  25. 25. Enforcing consistency • Current OpenMRS UI wasn’t made for this idea of a distribution • Ideally we want to prevent even the super user account from doing things like: – Stopping modules – Deleting or modifying metadata • KenyaEMR overrides the regular UI and provides a custom UI without this functionality
  26. 26. Installations and upgrades • OpenMRS itself is usually only one part of a functioning EMR installation • Other parts might be: – The database client and server – The JVM – Tomcat or another Java web app server – Database backup scripts run by cron jobs – Help and training materials
  27. 27. Installations and upgrades • For small or single site implementations, developers often do these • Not feasible for large implementations: – Developers can’t physically visit every site – Sites often have connectivity issues – Upgrades need to be performed by less technical users

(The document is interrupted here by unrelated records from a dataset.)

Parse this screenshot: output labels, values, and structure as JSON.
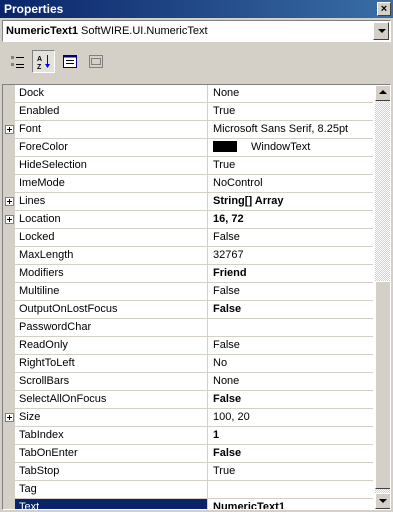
{
  "window": {
    "title": "Properties",
    "close_glyph": "×"
  },
  "object_selector": {
    "name": "NumericText1",
    "type": "SoftWIRE.UI.NumericText"
  },
  "toolbar": {
    "buttons": [
      {
        "icon": "categorized-icon",
        "pressed": false
      },
      {
        "icon": "alphabetical-sort-icon",
        "pressed": true
      },
      {
        "icon": "properties-icon",
        "pressed": false
      },
      {
        "icon": "property-pages-icon",
        "pressed": false,
        "disabled": true
      }
    ]
  },
  "properties": [
    {
      "name": "Dock",
      "value": "None"
    },
    {
      "name": "Enabled",
      "value": "True"
    },
    {
      "name": "Font",
      "value": "Microsoft Sans Serif, 8.25pt",
      "expandable": true
    },
    {
      "name": "ForeColor",
      "value": "WindowText",
      "swatch": "#000000"
    },
    {
      "name": "HideSelection",
      "value": "True"
    },
    {
      "name": "ImeMode",
      "value": "NoControl"
    },
    {
      "name": "Lines",
      "value": "String[] Array",
      "expandable": true,
      "bold": true
    },
    {
      "name": "Location",
      "value": "16, 72",
      "expandable": true,
      "bold": true
    },
    {
      "name": "Locked",
      "value": "False"
    },
    {
      "name": "MaxLength",
      "value": "32767"
    },
    {
      "name": "Modifiers",
      "value": "Friend",
      "bold": true
    },
    {
      "name": "Multiline",
      "value": "False"
    },
    {
      "name": "OutputOnLostFocus",
      "value": "False",
      "bold": true
    },
    {
      "name": "PasswordChar",
      "value": ""
    },
    {
      "name": "ReadOnly",
      "value": "False"
    },
    {
      "name": "RightToLeft",
      "value": "No"
    },
    {
      "name": "ScrollBars",
      "value": "None"
    },
    {
      "name": "SelectAllOnFocus",
      "value": "False",
      "bold": true
    },
    {
      "name": "Size",
      "value": "100, 20",
      "expandable": true
    },
    {
      "name": "TabIndex",
      "value": "1",
      "bold": true
    },
    {
      "name": "TabOnEnter",
      "value": "False",
      "bold": true
    },
    {
      "name": "TabStop",
      "value": "True"
    },
    {
      "name": "Tag",
      "value": ""
    },
    {
      "name": "Text",
      "value": "NumericText1",
      "bold": true,
      "selected": true
    }
  ],
  "colors": {
    "selection": "#0a246a",
    "face": "#d4d0c8"
  }
}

  28. 28. Installation via virtual machine • Working installations require correct configuration of all those parts • Easier to configure once at the office than 100s of times at each site • Can build virtual machine images and clone for all sites
  29. 29. Installation via virtual machine • Ongoing experiments with different ways of retaining patient data during upgrade – Moving data from old to new VM via SQL dump – Separate VMs for database (not replaced) and web app (replaced) • Other experiments using bittorrent to download VM images to sites – Works even when connectivity is very poor
  30. 30. Maintenance • Things inevitably go wrong, e.g. – Sites could end up with invalid data due to a software bug – Might need to convert data as software changes • Modules can provide liquibase files to make one time changes – Not always easy or possible to do something with just SQL
  31. 31. Automated fixes • Requiring user intervention should be a last resort • KenyaEMR provides its own automated way of making fixes called chores: – Java classes which perform a one-time job – Run at the end of KenyaEMR startup so have access to all metadata and services See KenyaEMR source for examples of chore classes: e
  32. 32. User support • Need clear processes for issue tracking: – More technical site staff can create support tickets directly in ticketing system – Less technical site staff can use email or phone and then support staff will create ticket • Help materials need to be easily accessible to site users
  33. 33. User support • KenyaEMR integrates with external help site • Users can lookup help documents and videos • Can provide context sensitive help within different apps Help site code available at
  34. 34. Bahati nzuri!